17:33 – He knows the React Native Packager team at Facebook are looking at V8s JIT. They are looking at the assembly code from the JIT to figure out how they can make things faster. The team have made source map generation even faster. Amjad would like to see webpack focus more on performance. Otherwise he’d like to see the React Native Packager become a general purpose packager. He finds it to be a good technology.

18:25 – Amjad finds ReactJs to still be pretty exciting. A lot is still happening with React, and React Fibre – the rewrite of React internals.

19:08 – Amjad finds that the React team are always trying to outdo themselves. They have a new language called Reason. Programmers can write React in Reason. It’s based on oCaml and it compiles to native. It can be written in React Native, a native mobile app or Javascript. He thinks Facebook has 10% of messenger written in Reason and React Reason.

20:03 – Amjad also loves Go.

20:24 – Go and Rust are exciting because language design was stagnating for so long. It was all the same set of features put together in different ways.

21:00 – The distributed web, also known as Web 3.0, is also very exciting.

20:50 – Amjad names a few Web 3.0 projects: IPFSEthereum, and Orbit. These projects are trying to solve centralisation of the internet.

23:27 – Amjad doesn’t learn new technologies until he has a relevant project to use them in.

25:23 – Concurrency in Javascript dramatically changed the way Amjad thought about code after working with the blocking and synchronous approaches in PHP, Java, and C++ he worked with in school.

27:00 – The concurrency patterns in javascript create a lot of problems with memory leaks and callbacks not being called. 90% of the bugs at Facebook were as a result of concurrency.

27:50 – Go is attractive as it brings refreshing ideas to concurrency through channels. Channels are objects that communicate with each other via message passing.

28:40 – Go doesn’t suffer from the things that javascript suffers from. It doesn’t suffer from the things that Python and Ruby suffer from either, which is the global interpretive lock. They all have threads but they don’t do anything concurrently.

29:28 – Promises solve the problems callbacks can introduce, like the number of times a callback is called, by removing the inversion of control. A Promise’s handler is now responsible, preventing a callback form being used in unexpected ways.

30:37 – Javascript is getting somewhere with async and await. It now introduces co-routines. Co-routines conceptually block a function, but in reality the function is not really being blocked.

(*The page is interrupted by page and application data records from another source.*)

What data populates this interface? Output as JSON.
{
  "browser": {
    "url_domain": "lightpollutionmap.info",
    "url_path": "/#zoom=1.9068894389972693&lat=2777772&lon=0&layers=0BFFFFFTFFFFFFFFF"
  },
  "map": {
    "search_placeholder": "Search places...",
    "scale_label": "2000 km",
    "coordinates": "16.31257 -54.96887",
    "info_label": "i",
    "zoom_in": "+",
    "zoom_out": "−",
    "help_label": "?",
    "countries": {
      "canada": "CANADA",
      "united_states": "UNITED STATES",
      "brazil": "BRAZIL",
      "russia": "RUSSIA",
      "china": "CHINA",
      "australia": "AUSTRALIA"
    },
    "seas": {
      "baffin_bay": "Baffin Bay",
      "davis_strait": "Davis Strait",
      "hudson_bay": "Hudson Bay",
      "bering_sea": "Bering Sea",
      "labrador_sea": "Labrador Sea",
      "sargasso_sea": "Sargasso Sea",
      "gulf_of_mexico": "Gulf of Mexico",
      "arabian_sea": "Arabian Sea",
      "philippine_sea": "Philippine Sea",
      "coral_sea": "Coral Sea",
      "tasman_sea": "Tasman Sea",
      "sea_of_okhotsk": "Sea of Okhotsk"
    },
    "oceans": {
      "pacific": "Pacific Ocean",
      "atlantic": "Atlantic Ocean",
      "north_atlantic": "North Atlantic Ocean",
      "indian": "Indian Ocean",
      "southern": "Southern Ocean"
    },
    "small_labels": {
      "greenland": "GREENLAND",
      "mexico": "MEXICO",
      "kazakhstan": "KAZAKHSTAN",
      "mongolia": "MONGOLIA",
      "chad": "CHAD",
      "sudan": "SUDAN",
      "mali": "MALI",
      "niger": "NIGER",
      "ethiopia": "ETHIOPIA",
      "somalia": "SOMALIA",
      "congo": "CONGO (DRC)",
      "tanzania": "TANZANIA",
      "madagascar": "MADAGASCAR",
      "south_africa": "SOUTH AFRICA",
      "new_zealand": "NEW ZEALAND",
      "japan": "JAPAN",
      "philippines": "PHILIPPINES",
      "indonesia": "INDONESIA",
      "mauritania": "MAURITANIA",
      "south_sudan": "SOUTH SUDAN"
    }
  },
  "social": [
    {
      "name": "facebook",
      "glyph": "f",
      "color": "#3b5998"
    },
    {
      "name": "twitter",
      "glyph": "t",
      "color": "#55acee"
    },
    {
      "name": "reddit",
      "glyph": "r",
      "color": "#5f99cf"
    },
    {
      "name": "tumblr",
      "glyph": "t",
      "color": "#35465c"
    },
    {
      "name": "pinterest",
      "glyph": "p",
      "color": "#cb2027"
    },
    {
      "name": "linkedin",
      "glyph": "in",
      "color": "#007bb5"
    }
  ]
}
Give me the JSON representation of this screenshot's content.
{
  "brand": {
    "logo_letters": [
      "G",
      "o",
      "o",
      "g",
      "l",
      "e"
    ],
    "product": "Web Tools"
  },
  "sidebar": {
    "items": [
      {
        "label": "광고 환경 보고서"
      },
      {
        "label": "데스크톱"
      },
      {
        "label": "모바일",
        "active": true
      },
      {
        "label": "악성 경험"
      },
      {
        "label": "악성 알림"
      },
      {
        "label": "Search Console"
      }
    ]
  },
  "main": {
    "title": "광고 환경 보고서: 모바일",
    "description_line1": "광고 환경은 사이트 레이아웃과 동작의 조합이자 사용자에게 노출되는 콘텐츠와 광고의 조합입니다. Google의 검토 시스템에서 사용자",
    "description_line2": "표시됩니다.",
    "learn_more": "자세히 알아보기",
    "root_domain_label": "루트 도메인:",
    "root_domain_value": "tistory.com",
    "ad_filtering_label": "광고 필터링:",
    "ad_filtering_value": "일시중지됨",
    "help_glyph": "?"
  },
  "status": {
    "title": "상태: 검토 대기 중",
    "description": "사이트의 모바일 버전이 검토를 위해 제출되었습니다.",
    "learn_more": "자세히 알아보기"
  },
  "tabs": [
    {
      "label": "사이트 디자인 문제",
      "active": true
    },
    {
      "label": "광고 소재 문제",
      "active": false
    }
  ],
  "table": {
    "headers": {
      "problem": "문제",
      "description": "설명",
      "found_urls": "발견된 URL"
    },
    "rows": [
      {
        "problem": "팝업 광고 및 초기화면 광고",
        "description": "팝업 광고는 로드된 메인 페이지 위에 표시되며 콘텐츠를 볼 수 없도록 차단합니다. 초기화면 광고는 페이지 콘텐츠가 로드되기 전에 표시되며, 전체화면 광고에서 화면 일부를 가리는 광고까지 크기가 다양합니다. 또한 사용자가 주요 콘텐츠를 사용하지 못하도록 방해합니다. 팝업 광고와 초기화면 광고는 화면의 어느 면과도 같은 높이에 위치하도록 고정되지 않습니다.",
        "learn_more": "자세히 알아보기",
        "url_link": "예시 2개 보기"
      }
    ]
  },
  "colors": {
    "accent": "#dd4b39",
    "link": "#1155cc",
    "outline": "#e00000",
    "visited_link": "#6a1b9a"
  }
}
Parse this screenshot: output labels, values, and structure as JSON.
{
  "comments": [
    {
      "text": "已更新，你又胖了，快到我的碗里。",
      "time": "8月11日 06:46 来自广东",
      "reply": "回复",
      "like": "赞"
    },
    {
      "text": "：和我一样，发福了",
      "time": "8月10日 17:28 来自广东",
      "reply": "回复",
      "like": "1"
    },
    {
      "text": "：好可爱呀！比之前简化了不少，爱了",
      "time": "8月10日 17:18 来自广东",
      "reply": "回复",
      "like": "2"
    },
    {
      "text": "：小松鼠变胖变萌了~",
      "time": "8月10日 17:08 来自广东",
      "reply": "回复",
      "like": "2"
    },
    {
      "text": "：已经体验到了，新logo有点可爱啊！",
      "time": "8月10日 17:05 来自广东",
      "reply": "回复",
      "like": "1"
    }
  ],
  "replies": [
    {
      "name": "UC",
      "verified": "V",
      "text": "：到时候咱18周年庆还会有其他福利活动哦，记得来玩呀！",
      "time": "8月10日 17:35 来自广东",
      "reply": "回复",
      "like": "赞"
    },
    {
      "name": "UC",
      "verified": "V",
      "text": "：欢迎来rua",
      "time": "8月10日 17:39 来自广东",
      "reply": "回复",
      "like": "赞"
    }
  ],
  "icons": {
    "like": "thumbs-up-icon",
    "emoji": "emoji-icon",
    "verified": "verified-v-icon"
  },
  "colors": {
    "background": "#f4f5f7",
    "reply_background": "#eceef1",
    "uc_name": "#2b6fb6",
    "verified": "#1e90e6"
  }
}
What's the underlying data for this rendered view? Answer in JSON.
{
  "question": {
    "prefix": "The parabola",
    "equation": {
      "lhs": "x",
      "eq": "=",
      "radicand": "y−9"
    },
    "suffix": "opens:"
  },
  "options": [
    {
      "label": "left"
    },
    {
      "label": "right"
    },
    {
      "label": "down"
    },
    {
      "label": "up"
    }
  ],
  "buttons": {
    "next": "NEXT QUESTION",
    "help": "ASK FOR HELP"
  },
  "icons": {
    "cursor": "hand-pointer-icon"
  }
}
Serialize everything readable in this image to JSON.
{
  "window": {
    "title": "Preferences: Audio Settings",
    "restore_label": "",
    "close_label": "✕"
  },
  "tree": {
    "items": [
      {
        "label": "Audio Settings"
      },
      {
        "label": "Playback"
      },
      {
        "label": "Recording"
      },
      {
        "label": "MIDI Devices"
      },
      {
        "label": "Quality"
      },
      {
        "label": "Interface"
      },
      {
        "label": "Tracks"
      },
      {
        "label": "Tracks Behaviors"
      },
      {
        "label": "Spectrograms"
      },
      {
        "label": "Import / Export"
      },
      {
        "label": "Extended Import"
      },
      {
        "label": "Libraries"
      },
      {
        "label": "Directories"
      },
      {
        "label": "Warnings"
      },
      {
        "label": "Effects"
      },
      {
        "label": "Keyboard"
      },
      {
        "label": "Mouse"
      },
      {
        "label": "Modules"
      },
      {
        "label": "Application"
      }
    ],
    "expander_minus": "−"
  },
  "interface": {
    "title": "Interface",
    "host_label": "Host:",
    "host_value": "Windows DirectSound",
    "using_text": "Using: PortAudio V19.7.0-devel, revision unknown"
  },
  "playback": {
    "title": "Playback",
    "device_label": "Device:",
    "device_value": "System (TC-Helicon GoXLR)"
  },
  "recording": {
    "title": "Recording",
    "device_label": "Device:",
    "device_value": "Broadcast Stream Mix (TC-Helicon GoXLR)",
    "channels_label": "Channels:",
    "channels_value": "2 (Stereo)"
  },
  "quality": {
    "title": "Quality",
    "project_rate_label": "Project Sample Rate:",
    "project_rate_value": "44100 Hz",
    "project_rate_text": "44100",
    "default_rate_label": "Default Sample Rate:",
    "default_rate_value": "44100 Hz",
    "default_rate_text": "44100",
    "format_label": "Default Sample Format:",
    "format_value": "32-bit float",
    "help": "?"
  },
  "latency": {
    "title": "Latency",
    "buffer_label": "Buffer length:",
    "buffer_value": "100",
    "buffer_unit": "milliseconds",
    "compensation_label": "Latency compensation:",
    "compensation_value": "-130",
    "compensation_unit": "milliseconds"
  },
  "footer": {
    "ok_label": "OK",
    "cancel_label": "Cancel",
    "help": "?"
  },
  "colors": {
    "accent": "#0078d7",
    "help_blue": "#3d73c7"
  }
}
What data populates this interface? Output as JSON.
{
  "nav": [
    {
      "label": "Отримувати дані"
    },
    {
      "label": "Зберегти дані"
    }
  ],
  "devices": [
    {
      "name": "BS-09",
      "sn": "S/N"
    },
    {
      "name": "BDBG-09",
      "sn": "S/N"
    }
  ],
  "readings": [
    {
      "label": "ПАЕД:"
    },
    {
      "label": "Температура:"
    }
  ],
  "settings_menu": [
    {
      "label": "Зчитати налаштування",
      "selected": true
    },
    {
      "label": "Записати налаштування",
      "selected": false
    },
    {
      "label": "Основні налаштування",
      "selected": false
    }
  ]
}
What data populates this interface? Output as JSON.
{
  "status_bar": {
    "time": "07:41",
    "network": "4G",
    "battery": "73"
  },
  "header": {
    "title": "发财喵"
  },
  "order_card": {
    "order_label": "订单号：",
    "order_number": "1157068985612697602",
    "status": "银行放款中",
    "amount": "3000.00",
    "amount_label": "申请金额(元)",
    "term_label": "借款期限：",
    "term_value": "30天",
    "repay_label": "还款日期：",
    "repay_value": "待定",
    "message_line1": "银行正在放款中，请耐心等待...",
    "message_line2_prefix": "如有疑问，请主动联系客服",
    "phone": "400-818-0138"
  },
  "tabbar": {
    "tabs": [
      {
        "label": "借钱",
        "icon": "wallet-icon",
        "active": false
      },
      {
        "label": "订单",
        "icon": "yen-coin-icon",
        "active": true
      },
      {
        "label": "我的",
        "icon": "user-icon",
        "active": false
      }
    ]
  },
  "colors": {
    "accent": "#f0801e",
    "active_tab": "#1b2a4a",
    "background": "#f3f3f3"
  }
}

32:16 – A co-routine is when a language has a feature where you can pause functions and return to them later.

32:56 – There should be full support for async and await by the end of the year (2017).

Quickfire Questions

33:38 – Best advice about programming
Always start with an MVP and expand later.

34:03 – Habits for writing better code
Writing better prose and essays contributes to writing better code.

35:08 – “Programs must be written for people to read, and only incidentally for machines to execute.” – Harold Abelson

35:30 – Writing is how we think and communicate. When Amjad writes code he tries to make it seem like a story.

36:28 – Book
The Pragmatic Programmer. He finds it has a lot of philosophical approaches to writing better code, as well as how to collaborate with your team.

38:30 – The Mythical Man-Month. Much of the book is dated, but a number of sections are timeless. It’s about someone who wrote a large OS in the 60s.

40:28 – Inspiring devs
Sebastian McKenzie. Sebastian is the creator of Babel and Yarn. Sebastian continues to innovate. Babel and Yarn have changed how people use javascript.

41:45 – His friend at Facebook, Felix Kling, also inspires him. Felix builds interesting tools that a lot of people use, however no one knows he’s built them. He built a tool called the AST explorer. Felix’s work has a lot of impact.

42:57 – How to learn code from scratch
Amjad would learn how to program from scratch by going to a local code school. Or he’d enrol in Codecademy and pick up some books, such as Eloquent Javascript, with a lot of exercises.

46:25 – How to work smart
Locking out hours in order to get into a state of flow. Find an editor that optimises flow and minimises having to switch between different screens.

Books, Tools, and Tech Mentioned

Contact Amjad

Larry Botha